What you will do » The result should be a faithful copy of every entry below, with the pictures left out.
[Start of Attachment]
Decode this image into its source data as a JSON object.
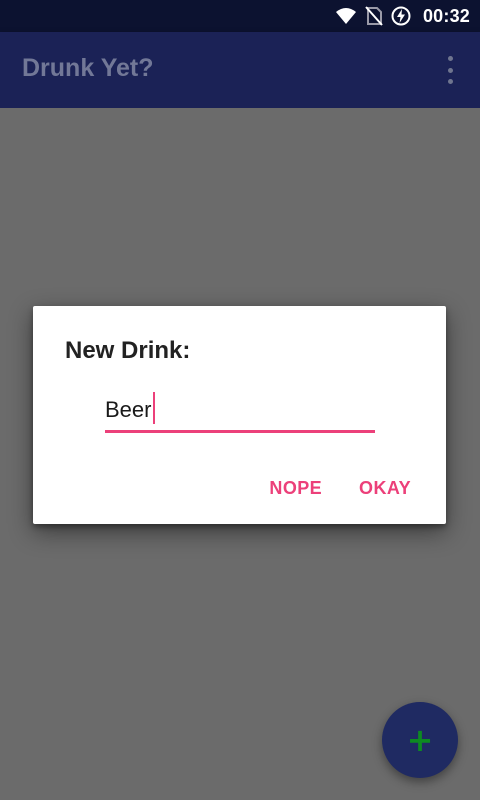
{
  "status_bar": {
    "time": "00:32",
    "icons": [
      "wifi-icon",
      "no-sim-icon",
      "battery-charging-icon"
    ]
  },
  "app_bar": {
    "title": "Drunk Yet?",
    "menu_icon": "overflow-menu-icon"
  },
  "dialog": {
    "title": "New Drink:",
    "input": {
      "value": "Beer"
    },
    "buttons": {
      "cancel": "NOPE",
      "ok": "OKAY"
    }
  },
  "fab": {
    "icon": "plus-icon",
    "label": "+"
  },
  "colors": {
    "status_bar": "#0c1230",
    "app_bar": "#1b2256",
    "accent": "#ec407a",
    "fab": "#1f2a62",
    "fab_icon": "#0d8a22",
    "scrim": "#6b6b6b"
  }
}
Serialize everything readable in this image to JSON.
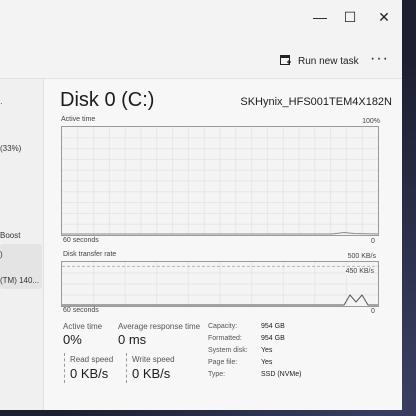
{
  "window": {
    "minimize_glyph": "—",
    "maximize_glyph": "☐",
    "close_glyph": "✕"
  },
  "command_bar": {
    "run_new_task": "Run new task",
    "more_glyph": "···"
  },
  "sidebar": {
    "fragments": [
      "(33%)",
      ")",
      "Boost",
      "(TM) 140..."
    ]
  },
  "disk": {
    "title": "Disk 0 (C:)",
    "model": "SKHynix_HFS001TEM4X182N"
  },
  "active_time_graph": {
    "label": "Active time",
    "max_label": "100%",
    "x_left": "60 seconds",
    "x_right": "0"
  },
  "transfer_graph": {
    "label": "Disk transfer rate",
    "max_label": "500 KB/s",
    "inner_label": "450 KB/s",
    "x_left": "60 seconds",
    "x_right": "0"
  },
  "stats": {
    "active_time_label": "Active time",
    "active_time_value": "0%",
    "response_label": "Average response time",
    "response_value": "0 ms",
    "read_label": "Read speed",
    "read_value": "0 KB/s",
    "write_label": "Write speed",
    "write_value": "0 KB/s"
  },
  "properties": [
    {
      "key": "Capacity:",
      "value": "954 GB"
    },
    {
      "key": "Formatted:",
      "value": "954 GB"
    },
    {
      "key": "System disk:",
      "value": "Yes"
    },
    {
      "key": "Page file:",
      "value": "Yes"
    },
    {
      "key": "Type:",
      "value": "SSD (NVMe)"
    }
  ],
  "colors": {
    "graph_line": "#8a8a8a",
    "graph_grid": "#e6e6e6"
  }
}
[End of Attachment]
Response area »
Decode this image into its source data as a JSON object.
{
  "status_bar": {
    "time": "00:32",
    "icons": [
      "wifi-icon",
      "no-sim-icon",
      "battery-charging-icon"
    ]
  },
  "app_bar": {
    "title": "Drunk Yet?",
    "menu_icon": "overflow-menu-icon"
  },
  "dialog": {
    "title": "New Drink:",
    "input": {
      "value": "Beer"
    },
    "buttons": {
      "cancel": "NOPE",
      "ok": "OKAY"
    }
  },
  "fab": {
    "icon": "plus-icon",
    "label": "+"
  },
  "colors": {
    "status_bar": "#0c1230",
    "app_bar": "#1b2256",
    "accent": "#ec407a",
    "fab": "#1f2a62",
    "fab_icon": "#0d8a22",
    "scrim": "#6b6b6b"
  }
}
Serialize everything readable in this image to JSON.
{
  "window": {
    "minimize_glyph": "—",
    "maximize_glyph": "☐",
    "close_glyph": "✕"
  },
  "command_bar": {
    "run_new_task": "Run new task",
    "more_glyph": "···"
  },
  "sidebar": {
    "fragments": [
      "(33%)",
      ")",
      "Boost",
      "(TM) 140..."
    ]
  },
  "disk": {
    "title": "Disk 0 (C:)",
    "model": "SKHynix_HFS001TEM4X182N"
  },
  "active_time_graph": {
    "label": "Active time",
    "max_label": "100%",
    "x_left": "60 seconds",
    "x_right": "0"
  },
  "transfer_graph": {
    "label": "Disk transfer rate",
    "max_label": "500 KB/s",
    "inner_label": "450 KB/s",
    "x_left": "60 seconds",
    "x_right": "0"
  },
  "stats": {
    "active_time_label": "Active time",
    "active_time_value": "0%",
    "response_label": "Average response time",
    "response_value": "0 ms",
    "read_label": "Read speed",
    "read_value": "0 KB/s",
    "write_label": "Write speed",
    "write_value": "0 KB/s"
  },
  "properties": [
    {
      "key": "Capacity:",
      "value": "954 GB"
    },
    {
      "key": "Formatted:",
      "value": "954 GB"
    },
    {
      "key": "System disk:",
      "value": "Yes"
    },
    {
      "key": "Page file:",
      "value": "Yes"
    },
    {
      "key": "Type:",
      "value": "SSD (NVMe)"
    }
  ],
  "colors": {
    "graph_line": "#8a8a8a",
    "graph_grid": "#e6e6e6"
  }
}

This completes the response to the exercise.